Newnes kicked three, almost matching his Novelty Bag of 4.2 against Collingwood, and moves closer to being a viable permanent forward – particularly given he’s only played a few games down there since both he and Richo shuffled positions during the Freo game. He’s kicked 13.10 in the nine games inclusive of then, and 27 tackles, after going with 0.5 and four tackles in the first eight games.

The Novelty Bag never eventuated. Roma may well have offered the only real lesson, in that he could genuine alternative up forward, otherwise a lot of this performance had an enjoyable asterisk next to it. Kreuzer going off early in worrying circumstances certainly created inflated ruck numbers for both him and Hickey, but the team looked more mobile as result. Perhaps the spell at Sandy worked – his hands were stronger (his two goals game from nice grabs), and his impressive follow-up work defensively and down low across the forward line was something you can’t take anything away from, regardless of opposition. A return of 2.2, eight marks, 16 touches and 23 hit-outs certainly looks excellent on paper. Richo said he was “terrific” and his goal celebrations were the happiest anyone has looked wearing a St Kilda jumper this year. We’ve had plenty of time to come to terms with this season being a waste, and I think the team has maybe had some of that weight lifted a little.


Carlisle was back and was hard to get past when it actually went near him, although he looked like he’d hurt his ribs again after thumping into Jarrod Pickett in the last quarter. That didn’t help when Roaming Brian tried getting his attention with a few pats right to the spot following “AFLSaintsBrowns”, and right after he’d taken the guard off. “Oh boy, sorry about that, come this way.” This happened shortly after BT had asked Jack Steven why he always went to the same spot in the rooms after a game – “It’s my locker”. Wowee.

In one of the more bemusing performances of the year, Gresh got nowhere near it. He was moved higher up the ground during the game – almost in Sinclair territory – in the second half but he just couldn’t find the ball very meaningfully.

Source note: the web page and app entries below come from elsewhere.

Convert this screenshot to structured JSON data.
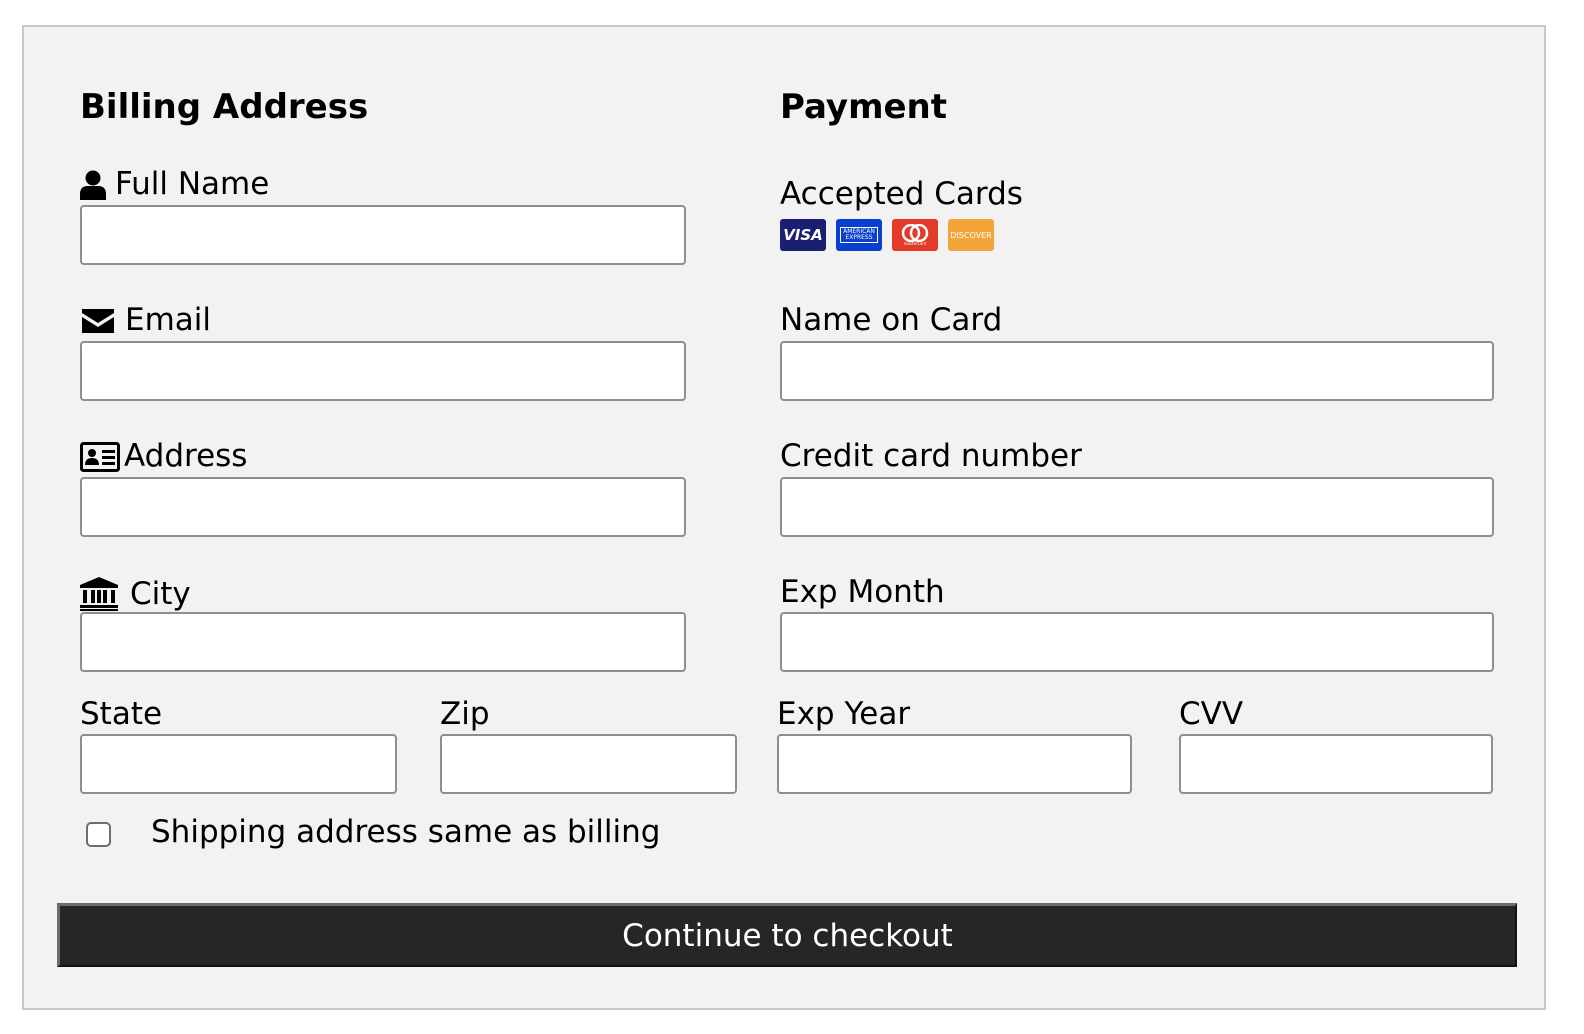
{
  "billing": {
    "heading": "Billing Address",
    "full_name": {
      "label": "Full Name",
      "icon": "user-icon",
      "value": "",
      "placeholder": ""
    },
    "email": {
      "label": "Email",
      "icon": "envelope-icon",
      "value": "",
      "placeholder": ""
    },
    "address": {
      "label": "Address",
      "icon": "address-card-icon",
      "value": "",
      "placeholder": ""
    },
    "city": {
      "label": "City",
      "icon": "institution-icon",
      "value": "",
      "placeholder": ""
    },
    "state": {
      "label": "State",
      "value": "",
      "placeholder": ""
    },
    "zip": {
      "label": "Zip",
      "value": "",
      "placeholder": ""
    }
  },
  "payment": {
    "heading": "Payment",
    "accepted_cards_label": "Accepted Cards",
    "cards": [
      {
        "icon": "visa-card-icon",
        "text": "VISA",
        "color": "#1a1f71"
      },
      {
        "icon": "amex-card-icon",
        "text": "AMERICAN EXPRESS",
        "color": "#0a3fd0"
      },
      {
        "icon": "mastercard-card-icon",
        "text": "mastercard",
        "color": "#e23b2a"
      },
      {
        "icon": "discover-card-icon",
        "text": "DISCOVER",
        "color": "#f3a53a"
      }
    ],
    "name_on_card": {
      "label": "Name on Card",
      "value": "",
      "placeholder": ""
    },
    "card_number": {
      "label": "Credit card number",
      "value": "",
      "placeholder": ""
    },
    "exp_month": {
      "label": "Exp Month",
      "value": "",
      "placeholder": ""
    },
    "exp_year": {
      "label": "Exp Year",
      "value": "",
      "placeholder": ""
    },
    "cvv": {
      "label": "CVV",
      "value": "",
      "placeholder": ""
    }
  },
  "shipping_same": {
    "label": "Shipping address same as billing",
    "checked": false
  },
  "submit": {
    "label": "Continue to checkout",
    "color": "#262626"
  }
}
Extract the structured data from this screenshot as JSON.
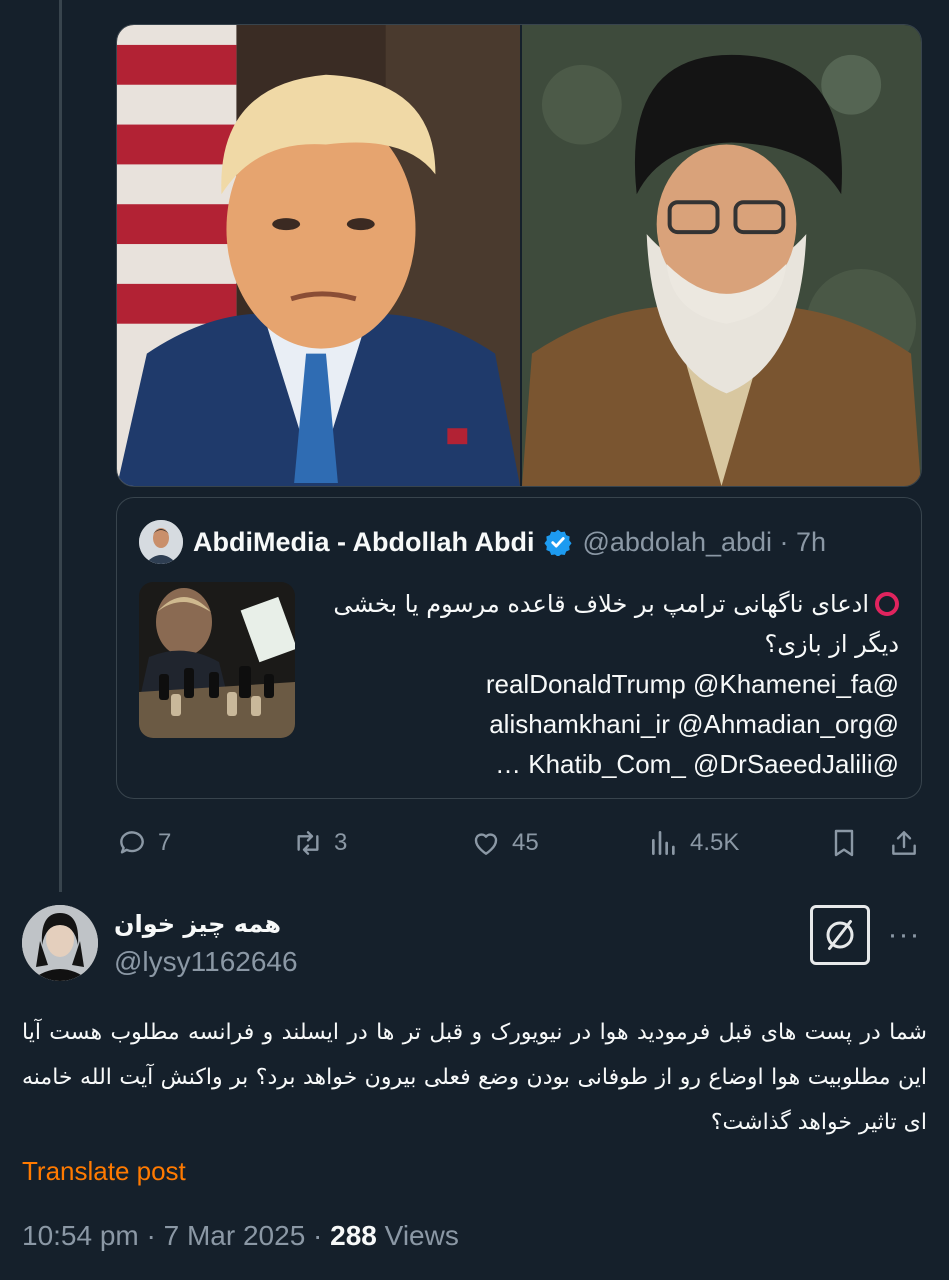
{
  "quoted_tweet": {
    "author_name": "AbdiMedia - Abdollah Abdi",
    "handle_time": "@abdolah_abdi · 7h",
    "text_line_1": "ادعای ناگهانی ترامپ بر خلاف قاعده مرسوم یا بخشی",
    "text_line_2": "دیگر از بازی؟",
    "mentions_line_1": "@realDonaldTrump @Khamenei_fa",
    "mentions_line_2": "@alishamkhani_ir @Ahmadian_org",
    "mentions_line_3": "@Khatib_Com_ @DrSaeedJalili …"
  },
  "actions": {
    "replies": "7",
    "reposts": "3",
    "likes": "45",
    "views": "4.5K"
  },
  "reply": {
    "display_name": "همه چیز خوان",
    "handle": "@lysy1162646",
    "body": "شما در پست های قبل فرمودید هوا در نیویورک و قبل تر ها در ایسلند و فرانسه مطلوب هست آیا این مطلوبیت هوا اوضاع رو از طوفانی بودن وضع فعلی بیرون خواهد برد؟ بر واکنش آیت الله خامنه ای تاثیر خواهد گذاشت؟",
    "translate_label": "Translate post",
    "timestamp": "10:54 pm · 7 Mar 2025 · ",
    "views_count": "288",
    "views_label": " Views"
  },
  "colors": {
    "background": "#15202b",
    "border": "#38444d",
    "muted": "#8b98a5",
    "verified": "#1d9bf0",
    "translate": "#ff7a00"
  }
}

I thought he might have been thrown right into the middle but it just never seemed to happen. “Fined for wrestling” feels like something out of the mid-1990s and that threatened to be his most notable contribution; in the end it was having his eyes clawed at by Jed Lamb in said wrestle. Part of developing a good team is that you’ll have guys that cover the quieter days, and we had nine guys contribute to 16.20.

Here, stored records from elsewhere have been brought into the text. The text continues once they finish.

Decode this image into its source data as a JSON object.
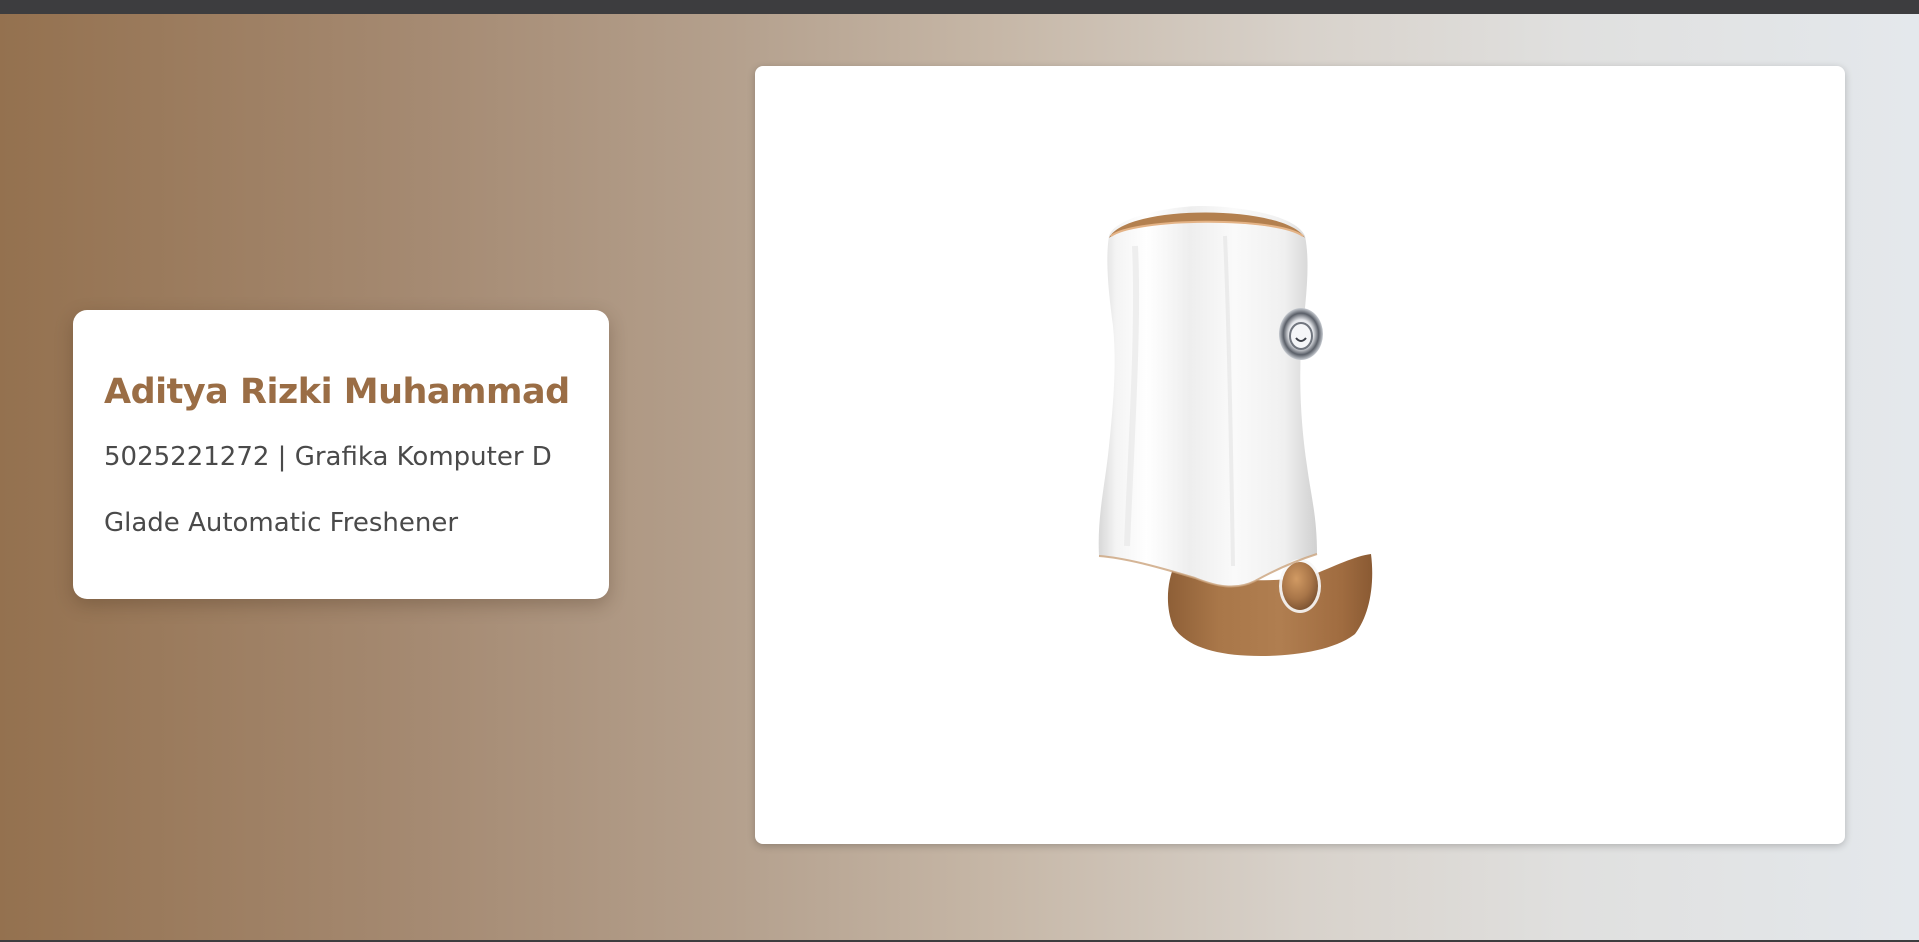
{
  "card": {
    "name": "Aditya Rizki Muhammad",
    "id_course": "5025221272 | Grafika Komputer D",
    "product": "Glade Automatic Freshener"
  },
  "model": {
    "object": "freshener-dispenser",
    "colors": {
      "body": "#f2f2f2",
      "base": "#a87548",
      "accent": "#9a6d45"
    }
  }
}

Lots of people got lots of the ball on Friday. Aside from Steele in the midfield, Stuv kicked two very nice goals in very un-St Kilda-like fashion, and Armo was confusingly good again, aside from taking an easy dive for a couple of frees. I think he thinks he’s pulling off some footy smarts thing (see Hawthorn 2011-15), but he’s actually just going to ground for no reason. Dunstan played his best game for a couple of months, including some huge tackles that really punctuated the team’s pressure game.

When was the last time we had a comfortable win? When was the last time we said “we should have won by 80 points?” Regardless of the opposition, take it in and make the most of it, because it’s been more than a year since we could relax just a little and enjoy a win.